#### Material to process
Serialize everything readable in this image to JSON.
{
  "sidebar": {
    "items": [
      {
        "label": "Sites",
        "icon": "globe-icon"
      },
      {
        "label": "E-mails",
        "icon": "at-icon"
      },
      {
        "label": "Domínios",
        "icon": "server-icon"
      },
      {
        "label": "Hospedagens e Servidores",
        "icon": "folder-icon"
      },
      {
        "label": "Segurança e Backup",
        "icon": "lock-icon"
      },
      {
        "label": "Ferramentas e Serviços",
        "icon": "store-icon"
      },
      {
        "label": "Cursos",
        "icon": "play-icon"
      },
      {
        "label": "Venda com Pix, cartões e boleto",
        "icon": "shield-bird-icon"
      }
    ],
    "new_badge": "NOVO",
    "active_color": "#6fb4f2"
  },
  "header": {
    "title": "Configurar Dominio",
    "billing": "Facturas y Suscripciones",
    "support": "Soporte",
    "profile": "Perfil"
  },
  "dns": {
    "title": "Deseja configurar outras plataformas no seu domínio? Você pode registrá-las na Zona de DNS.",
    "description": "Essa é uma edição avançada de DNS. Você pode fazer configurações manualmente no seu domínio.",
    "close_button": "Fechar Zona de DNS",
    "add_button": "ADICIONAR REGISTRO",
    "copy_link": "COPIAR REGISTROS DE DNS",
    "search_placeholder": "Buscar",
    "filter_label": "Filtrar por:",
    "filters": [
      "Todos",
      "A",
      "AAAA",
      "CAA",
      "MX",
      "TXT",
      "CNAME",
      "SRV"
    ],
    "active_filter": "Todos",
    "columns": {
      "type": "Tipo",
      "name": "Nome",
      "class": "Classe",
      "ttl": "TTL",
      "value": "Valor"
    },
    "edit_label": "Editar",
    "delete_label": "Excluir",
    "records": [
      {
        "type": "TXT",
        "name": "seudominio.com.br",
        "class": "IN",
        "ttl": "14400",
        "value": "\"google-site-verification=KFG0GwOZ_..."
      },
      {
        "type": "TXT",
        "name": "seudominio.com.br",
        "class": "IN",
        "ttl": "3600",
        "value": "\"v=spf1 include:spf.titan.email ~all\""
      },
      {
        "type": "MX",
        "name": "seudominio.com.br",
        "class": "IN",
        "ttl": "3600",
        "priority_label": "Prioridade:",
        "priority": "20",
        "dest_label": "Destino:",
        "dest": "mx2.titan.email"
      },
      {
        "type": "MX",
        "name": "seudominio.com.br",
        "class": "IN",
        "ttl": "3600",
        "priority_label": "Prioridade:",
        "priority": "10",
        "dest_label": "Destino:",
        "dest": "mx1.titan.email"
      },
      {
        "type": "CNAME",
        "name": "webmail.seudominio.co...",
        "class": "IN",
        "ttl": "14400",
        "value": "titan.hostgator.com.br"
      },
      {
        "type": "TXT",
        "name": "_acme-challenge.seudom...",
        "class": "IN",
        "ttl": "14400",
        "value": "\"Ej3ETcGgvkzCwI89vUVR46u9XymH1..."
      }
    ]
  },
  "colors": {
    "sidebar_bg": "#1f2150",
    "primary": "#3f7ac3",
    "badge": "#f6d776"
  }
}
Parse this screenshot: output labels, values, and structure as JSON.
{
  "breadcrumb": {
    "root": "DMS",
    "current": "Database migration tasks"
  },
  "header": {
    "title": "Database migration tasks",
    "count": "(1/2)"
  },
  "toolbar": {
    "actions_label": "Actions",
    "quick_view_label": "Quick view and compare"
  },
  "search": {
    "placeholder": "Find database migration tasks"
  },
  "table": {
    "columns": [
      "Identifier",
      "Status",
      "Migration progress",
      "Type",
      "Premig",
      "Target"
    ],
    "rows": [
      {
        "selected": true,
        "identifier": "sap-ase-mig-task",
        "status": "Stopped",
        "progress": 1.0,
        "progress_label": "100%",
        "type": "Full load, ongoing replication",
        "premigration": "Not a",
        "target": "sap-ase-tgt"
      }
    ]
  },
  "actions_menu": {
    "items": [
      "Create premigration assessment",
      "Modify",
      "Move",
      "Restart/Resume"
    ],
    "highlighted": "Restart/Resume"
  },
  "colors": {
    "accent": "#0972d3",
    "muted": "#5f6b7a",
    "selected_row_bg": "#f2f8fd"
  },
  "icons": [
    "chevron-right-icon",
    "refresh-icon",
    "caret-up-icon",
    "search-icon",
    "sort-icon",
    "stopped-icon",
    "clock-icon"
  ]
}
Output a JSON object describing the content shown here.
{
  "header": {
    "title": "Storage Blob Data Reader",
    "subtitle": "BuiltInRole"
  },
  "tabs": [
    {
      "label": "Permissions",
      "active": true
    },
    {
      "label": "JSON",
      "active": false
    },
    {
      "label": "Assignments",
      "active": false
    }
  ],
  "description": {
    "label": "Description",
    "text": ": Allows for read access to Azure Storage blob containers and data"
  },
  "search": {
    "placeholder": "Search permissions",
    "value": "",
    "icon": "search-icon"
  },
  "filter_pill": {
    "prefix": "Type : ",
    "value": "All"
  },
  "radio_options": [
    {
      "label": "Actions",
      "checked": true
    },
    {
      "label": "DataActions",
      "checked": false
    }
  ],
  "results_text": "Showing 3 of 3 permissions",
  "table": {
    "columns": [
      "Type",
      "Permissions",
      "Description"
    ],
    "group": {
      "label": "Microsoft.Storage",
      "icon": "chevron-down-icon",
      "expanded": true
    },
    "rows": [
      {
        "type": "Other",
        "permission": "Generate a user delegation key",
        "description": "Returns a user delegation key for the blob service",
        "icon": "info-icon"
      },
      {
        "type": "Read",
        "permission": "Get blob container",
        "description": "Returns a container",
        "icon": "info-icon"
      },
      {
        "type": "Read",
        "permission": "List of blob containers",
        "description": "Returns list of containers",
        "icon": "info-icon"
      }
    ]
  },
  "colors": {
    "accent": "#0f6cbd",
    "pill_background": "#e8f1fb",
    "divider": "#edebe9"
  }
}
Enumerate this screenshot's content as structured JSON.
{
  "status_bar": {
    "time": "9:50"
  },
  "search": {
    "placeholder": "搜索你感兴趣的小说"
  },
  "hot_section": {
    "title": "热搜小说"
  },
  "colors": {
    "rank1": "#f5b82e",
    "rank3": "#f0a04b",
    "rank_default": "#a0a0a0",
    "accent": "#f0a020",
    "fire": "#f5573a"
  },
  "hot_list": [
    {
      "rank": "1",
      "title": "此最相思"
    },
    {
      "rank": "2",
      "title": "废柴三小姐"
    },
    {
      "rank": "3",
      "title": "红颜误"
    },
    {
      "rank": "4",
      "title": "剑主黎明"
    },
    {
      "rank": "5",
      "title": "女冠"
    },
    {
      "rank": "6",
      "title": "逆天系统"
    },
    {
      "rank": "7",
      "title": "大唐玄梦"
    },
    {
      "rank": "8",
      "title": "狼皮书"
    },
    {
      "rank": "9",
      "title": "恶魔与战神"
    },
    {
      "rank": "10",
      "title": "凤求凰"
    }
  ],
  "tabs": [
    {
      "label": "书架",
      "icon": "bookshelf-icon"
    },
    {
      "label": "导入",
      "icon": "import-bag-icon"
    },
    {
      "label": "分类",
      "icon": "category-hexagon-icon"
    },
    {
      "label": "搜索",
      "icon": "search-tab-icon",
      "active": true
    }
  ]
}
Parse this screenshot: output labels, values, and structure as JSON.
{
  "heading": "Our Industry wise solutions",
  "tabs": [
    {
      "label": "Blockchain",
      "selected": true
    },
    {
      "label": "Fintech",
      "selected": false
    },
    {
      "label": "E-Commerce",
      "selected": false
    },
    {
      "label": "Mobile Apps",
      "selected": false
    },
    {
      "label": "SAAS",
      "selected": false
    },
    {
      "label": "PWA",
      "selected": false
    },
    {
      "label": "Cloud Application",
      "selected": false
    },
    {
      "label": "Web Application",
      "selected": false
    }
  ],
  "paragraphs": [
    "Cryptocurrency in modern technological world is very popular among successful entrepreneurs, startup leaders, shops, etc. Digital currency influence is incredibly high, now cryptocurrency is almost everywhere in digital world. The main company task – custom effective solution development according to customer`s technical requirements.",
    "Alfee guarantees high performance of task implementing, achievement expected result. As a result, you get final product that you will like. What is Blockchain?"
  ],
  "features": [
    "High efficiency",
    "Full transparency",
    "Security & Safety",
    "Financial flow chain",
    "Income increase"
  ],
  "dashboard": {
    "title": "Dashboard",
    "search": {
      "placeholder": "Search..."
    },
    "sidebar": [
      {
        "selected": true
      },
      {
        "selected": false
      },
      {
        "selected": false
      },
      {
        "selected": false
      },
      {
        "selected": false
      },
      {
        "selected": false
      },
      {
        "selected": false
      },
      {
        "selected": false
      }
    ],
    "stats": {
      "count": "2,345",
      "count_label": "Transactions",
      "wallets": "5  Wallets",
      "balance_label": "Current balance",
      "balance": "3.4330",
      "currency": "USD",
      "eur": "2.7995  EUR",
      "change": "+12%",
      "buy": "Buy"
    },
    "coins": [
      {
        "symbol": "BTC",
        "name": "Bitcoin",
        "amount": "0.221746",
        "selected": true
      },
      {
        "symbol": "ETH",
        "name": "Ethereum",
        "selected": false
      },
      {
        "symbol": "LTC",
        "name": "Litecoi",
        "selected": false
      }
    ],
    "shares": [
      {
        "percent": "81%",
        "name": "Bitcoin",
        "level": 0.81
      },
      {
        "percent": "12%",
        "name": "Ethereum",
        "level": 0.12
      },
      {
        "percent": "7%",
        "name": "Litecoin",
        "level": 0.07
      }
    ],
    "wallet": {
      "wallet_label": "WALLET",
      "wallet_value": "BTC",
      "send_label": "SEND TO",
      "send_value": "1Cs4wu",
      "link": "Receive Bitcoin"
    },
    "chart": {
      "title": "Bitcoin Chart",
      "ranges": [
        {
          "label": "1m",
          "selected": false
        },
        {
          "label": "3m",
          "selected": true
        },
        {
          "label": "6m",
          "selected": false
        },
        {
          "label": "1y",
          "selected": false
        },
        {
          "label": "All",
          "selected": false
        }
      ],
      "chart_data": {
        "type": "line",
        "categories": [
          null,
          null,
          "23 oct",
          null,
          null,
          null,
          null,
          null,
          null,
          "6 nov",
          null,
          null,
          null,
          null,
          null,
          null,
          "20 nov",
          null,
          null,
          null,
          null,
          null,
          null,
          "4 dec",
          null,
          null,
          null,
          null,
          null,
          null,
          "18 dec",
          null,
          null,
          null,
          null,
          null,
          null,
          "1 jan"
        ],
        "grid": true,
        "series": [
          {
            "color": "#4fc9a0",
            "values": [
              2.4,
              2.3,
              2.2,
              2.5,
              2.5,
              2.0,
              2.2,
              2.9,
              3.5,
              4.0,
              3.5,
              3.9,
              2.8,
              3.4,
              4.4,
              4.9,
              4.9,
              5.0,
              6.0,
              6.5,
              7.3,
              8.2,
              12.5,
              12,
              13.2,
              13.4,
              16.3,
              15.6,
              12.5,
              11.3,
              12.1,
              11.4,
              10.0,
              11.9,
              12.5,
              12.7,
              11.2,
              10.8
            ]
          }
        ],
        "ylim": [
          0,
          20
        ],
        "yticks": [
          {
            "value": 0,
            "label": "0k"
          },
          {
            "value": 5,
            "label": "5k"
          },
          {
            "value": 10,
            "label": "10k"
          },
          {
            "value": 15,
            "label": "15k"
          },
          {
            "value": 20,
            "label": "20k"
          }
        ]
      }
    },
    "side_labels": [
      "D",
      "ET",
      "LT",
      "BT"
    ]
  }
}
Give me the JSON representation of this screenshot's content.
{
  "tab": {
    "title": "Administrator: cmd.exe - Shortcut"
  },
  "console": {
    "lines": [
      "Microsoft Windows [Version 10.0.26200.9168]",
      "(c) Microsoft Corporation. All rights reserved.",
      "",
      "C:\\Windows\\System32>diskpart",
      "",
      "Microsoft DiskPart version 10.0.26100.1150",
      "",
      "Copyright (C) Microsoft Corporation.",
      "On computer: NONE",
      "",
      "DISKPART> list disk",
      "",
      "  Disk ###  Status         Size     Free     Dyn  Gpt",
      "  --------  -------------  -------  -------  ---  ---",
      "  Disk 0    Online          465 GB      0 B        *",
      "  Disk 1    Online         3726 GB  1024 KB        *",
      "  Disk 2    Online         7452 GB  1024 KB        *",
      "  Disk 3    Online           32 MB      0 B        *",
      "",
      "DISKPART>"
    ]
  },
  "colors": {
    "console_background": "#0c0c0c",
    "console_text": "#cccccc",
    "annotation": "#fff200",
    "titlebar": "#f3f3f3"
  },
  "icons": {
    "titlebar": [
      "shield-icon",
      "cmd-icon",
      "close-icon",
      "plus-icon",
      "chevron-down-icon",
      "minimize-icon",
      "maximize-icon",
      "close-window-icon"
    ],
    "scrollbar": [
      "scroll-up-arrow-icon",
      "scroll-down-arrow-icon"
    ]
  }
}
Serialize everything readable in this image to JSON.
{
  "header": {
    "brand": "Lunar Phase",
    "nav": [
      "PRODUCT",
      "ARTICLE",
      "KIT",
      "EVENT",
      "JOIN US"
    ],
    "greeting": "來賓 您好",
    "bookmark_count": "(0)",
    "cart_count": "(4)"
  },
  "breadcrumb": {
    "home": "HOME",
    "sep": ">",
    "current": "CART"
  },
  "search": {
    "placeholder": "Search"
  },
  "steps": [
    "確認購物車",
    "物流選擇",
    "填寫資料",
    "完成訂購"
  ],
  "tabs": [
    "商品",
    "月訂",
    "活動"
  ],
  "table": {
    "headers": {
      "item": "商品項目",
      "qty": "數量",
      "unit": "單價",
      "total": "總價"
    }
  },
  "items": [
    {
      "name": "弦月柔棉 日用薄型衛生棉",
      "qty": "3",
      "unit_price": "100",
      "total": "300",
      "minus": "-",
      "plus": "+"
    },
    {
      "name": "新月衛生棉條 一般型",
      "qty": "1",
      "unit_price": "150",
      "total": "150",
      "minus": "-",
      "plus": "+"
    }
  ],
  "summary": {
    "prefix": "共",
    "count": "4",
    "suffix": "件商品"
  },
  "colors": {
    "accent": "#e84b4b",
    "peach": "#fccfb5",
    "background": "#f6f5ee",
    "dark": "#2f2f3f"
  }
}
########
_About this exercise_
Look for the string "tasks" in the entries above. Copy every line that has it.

_Problem solution_
    "current": "Database migration tasks"
    "title": "Database migration tasks",
    "placeholder": "Find database migration tasks"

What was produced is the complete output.